In October, 2008, I decided to make a trip back home to Hong Kong, with the purpose of sharing the gospel with my family members. I stayed there for two months—longer than I intended due to having to make three emergency visits to the hospital. During these two months, one of my disabled brothers and my mother showed tremendous interest in what I had to share. They also were willing to attend evangelistic meetings and accept help from believers in Hong Kong. I am so thankful I could take advantage of my remaining years on earth to share the gospel with my family because I so desire to meet my dear loved ones again in heaven when we all die.
In Hong Kong, I also had opportunities to witness for Christ, both in churches and individually to many people. Lots of believers were moved to tears and gave me encouraging words after hearing my story. Intermittently amidst such formal sharing time, I also got to witness to many young medical professionals in the Hong Kong hospitals. Many of them were amazed to learn about the innovation and availability of such drastic medical procedures as I had received in America. I was not shy to show them the treated private parts of my body in the hope that someday these Chinese medical doctors can perform the same procedures on other patients like me.
A Heavenly Focus
To be truthful, it is really not easy for me, even as a Christian, to be joyful all the time at this stage of my illness.
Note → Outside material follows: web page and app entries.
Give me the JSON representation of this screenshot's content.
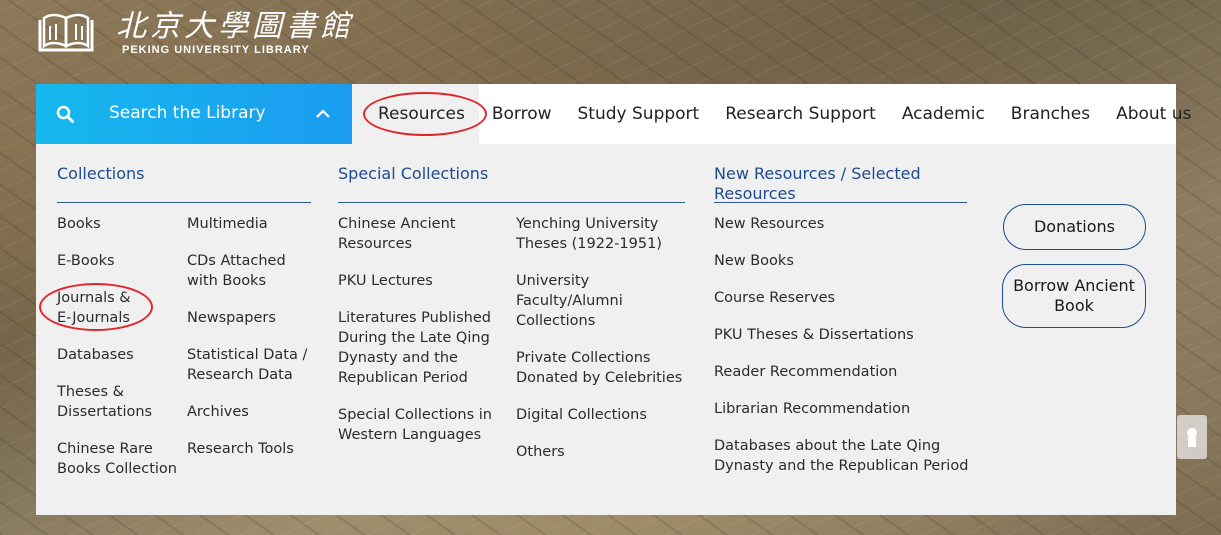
{
  "logo": {
    "cn_name": "北京大學圖書館",
    "en_name": "PEKING UNIVERSITY LIBRARY"
  },
  "search": {
    "label": "Search the Library",
    "icon": "search-icon",
    "toggle_icon": "chevron-up-icon"
  },
  "nav": {
    "items": [
      {
        "label": "Resources",
        "active": true
      },
      {
        "label": "Borrow"
      },
      {
        "label": "Study Support"
      },
      {
        "label": "Research Support"
      },
      {
        "label": "Academic"
      },
      {
        "label": "Branches"
      },
      {
        "label": "About us"
      }
    ]
  },
  "collections": {
    "title": "Collections",
    "col1": [
      "Books",
      "E-Books",
      "Journals &\nE-Journals",
      "Databases",
      "Theses &\nDissertations",
      "Chinese Rare\nBooks Collection"
    ],
    "col2": [
      "Multimedia",
      "CDs Attached\nwith Books",
      "Newspapers",
      "Statistical Data /\nResearch Data",
      "Archives",
      "Research Tools"
    ]
  },
  "special": {
    "title": "Special Collections",
    "col1": [
      "Chinese Ancient\nResources",
      "PKU Lectures",
      "Literatures Published\nDuring the Late Qing\nDynasty and the\nRepublican Period",
      "Special Collections in\nWestern Languages"
    ],
    "col2": [
      "Yenching University\nTheses (1922-1951)",
      "University\nFaculty/Alumni\nCollections",
      "Private Collections\nDonated by Celebrities",
      "Digital Collections",
      "Others"
    ]
  },
  "new_resources": {
    "title": "New Resources / Selected\nResources",
    "items": [
      "New Resources",
      "New Books",
      "Course Reserves",
      "PKU Theses & Dissertations",
      "Reader Recommendation",
      "Librarian Recommendation",
      "Databases about the Late Qing\nDynasty and the Republican Period"
    ]
  },
  "buttons": {
    "donations": "Donations",
    "borrow_ancient": "Borrow Ancient\nBook"
  },
  "colors": {
    "accent_blue": "#1b9cf0",
    "link_blue": "#1e4a8f",
    "highlight_red": "#e0262a"
  }
}
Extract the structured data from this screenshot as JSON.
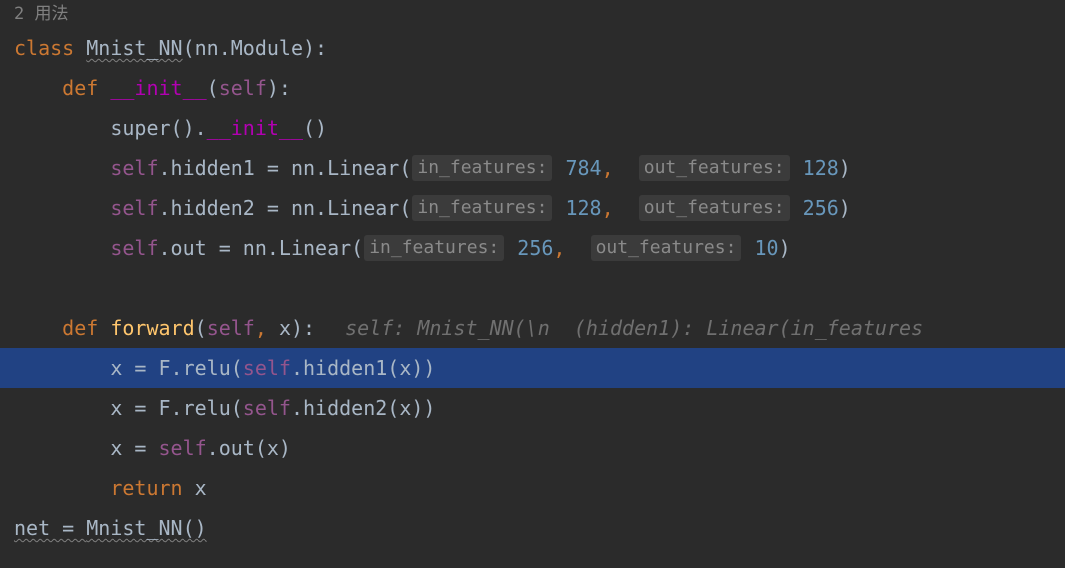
{
  "header": {
    "usages": "2 用法"
  },
  "code": {
    "class_kw": "class",
    "class_name": "Mnist_NN",
    "nn_module": "nn.Module",
    "def_kw": "def",
    "dunder_init": "__init__",
    "self_kw": "self",
    "super_call_a": "super().",
    "super_call_b": "()",
    "hidden1_assign_left": ".hidden1 = nn.Linear(",
    "hidden2_assign_left": ".hidden2 = nn.Linear(",
    "out_assign_left": ".out = nn.Linear(",
    "in_feat_label": "in_features:",
    "out_feat_label": "out_features:",
    "h1_in": "784",
    "h1_out": "128",
    "h2_in": "128",
    "h2_out": "256",
    "o_in": "256",
    "o_out": "10",
    "forward_name": "forward",
    "forward_params_comma": ", ",
    "x_param": "x",
    "inlay_forward": "self: Mnist_NN(\\n  (hidden1): Linear(in_features",
    "fwd1_a": "x = F.relu(",
    "fwd1_b": ".hidden1(x))",
    "fwd2_a": "x = F.relu(",
    "fwd2_b": ".hidden2(x))",
    "fwd3_a": "x = ",
    "fwd3_b": ".out(x)",
    "return_kw": "return",
    "return_x": " x",
    "net_assign_a": "net = ",
    "net_assign_b": "Mnist_NN()"
  }
}
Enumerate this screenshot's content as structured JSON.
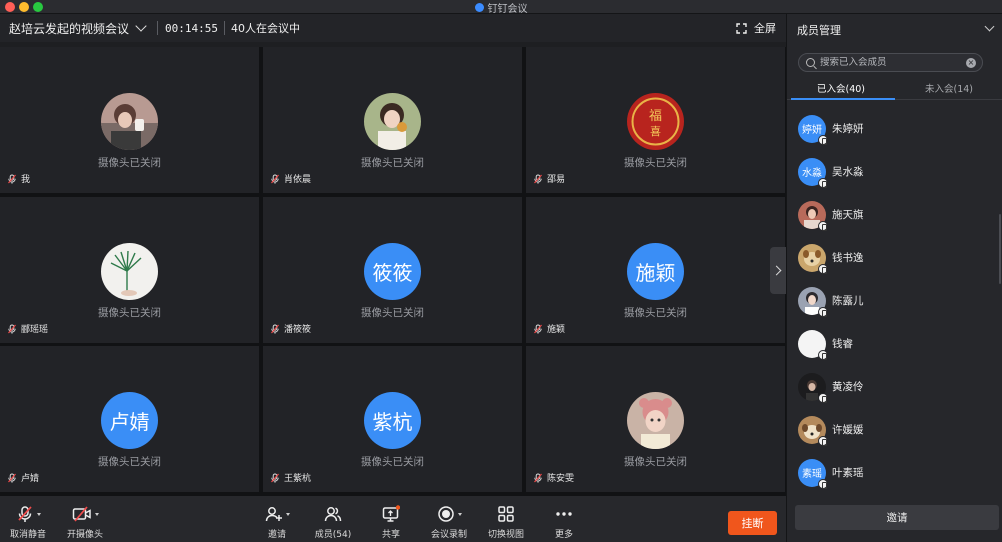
{
  "app": {
    "title": "钉钉会议"
  },
  "meeting": {
    "title": "赵培云发起的视频会议",
    "elapsed": "00:14:55",
    "participants_text": "40人在会议中",
    "fullscreen_label": "全屏"
  },
  "grid": {
    "camera_off_text": "摄像头已关闭",
    "tiles": [
      {
        "name": "我",
        "avatar_text": "",
        "avatar_type": "photo-person-cup"
      },
      {
        "name": "肖依晨",
        "avatar_text": "",
        "avatar_type": "photo-person-drink"
      },
      {
        "name": "邵易",
        "avatar_text": "",
        "avatar_type": "photo-red-seal"
      },
      {
        "name": "郦瑶瑶",
        "avatar_text": "",
        "avatar_type": "photo-palm-leaf"
      },
      {
        "name": "潘筱筱",
        "avatar_text": "筱筱",
        "avatar_type": "text"
      },
      {
        "name": "施颖",
        "avatar_text": "施颖",
        "avatar_type": "text"
      },
      {
        "name": "卢婧",
        "avatar_text": "卢婧",
        "avatar_type": "text"
      },
      {
        "name": "王紫杭",
        "avatar_text": "紫杭",
        "avatar_type": "text"
      },
      {
        "name": "陈安雯",
        "avatar_text": "",
        "avatar_type": "photo-child"
      }
    ]
  },
  "toolbar": {
    "unmute": "取消静音",
    "start_camera": "开摄像头",
    "invite": "邀请",
    "members": "成员(54)",
    "share": "共享",
    "record": "会议录制",
    "switch_view": "切换视图",
    "more": "更多",
    "hangup": "挂断"
  },
  "panel": {
    "title": "成员管理",
    "search_placeholder": "搜索已入会成员",
    "tab_joined": "已入会(40)",
    "tab_not_joined": "未入会(14)",
    "invite": "邀请",
    "members": [
      {
        "name": "朱婷妍",
        "avatar_text": "婷妍",
        "avatar_type": "text"
      },
      {
        "name": "吴水淼",
        "avatar_text": "水淼",
        "avatar_type": "text"
      },
      {
        "name": "施天旗",
        "avatar_text": "",
        "avatar_type": "photo-woman"
      },
      {
        "name": "钱书逸",
        "avatar_text": "",
        "avatar_type": "photo-dog"
      },
      {
        "name": "陈露儿",
        "avatar_text": "",
        "avatar_type": "photo-portrait"
      },
      {
        "name": "钱睿",
        "avatar_text": "",
        "avatar_type": "photo-white"
      },
      {
        "name": "黄凌伶",
        "avatar_text": "",
        "avatar_type": "photo-dark"
      },
      {
        "name": "许媛媛",
        "avatar_text": "",
        "avatar_type": "photo-dog2"
      },
      {
        "name": "叶素瑶",
        "avatar_text": "素瑶",
        "avatar_type": "text"
      }
    ]
  },
  "colors": {
    "accent": "#3a8ef6",
    "hangup": "#f0561c",
    "background": "#1e1f22",
    "tile": "#222327"
  }
}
Nevertheless, many people who know me are amazed that I can still choose to smile, in spite of my maimed body. Naturally, I am fearful, I feel pain, and at times I worry. But with the power of God strengthening me from within, I can calm down by relying on His words and His promises. I firmly believe I’ll be in Heaven after I die, to spend eternity with my loving Jesus forever! And that gives me peace.
Before I departed from Hong Kong, the medical professionals and the believers who came to see me off in the airport all wished me well by saying “Peace be with you. Hope you will be safe all the way!” Indeed, I had a splendid trip back to Seattle, and I know I will arrive safely to my heavenly home.
My encouragement to people who are suffering from any problem is not to focus on their problem, but to enjoy what they have that is good. Just enjoy the simple things we often take for granted—like having a job, having a meal with family, being able to sleep, eat and use the bathroom. May we all live each day like this might be ourlast day!
(Esther Chan is now bed-ridden most of the time with no food or liquid intake. She is only sustainable on intravenous therapy and waste bags. She is very weak, and is losing weight gradually. Her husband, 2 children and brothers and sisters from Church support and pray for her. Last month, in an effort to make one of her wishes a reality, a kindhearted and devoted Christian nurse took her out to the scenic Snoqualmie Falls with Philip and Kelly. Please pray for her to endure the pain of the present time and to remember her faith in God as she puts herself in His hands for now and eternity.)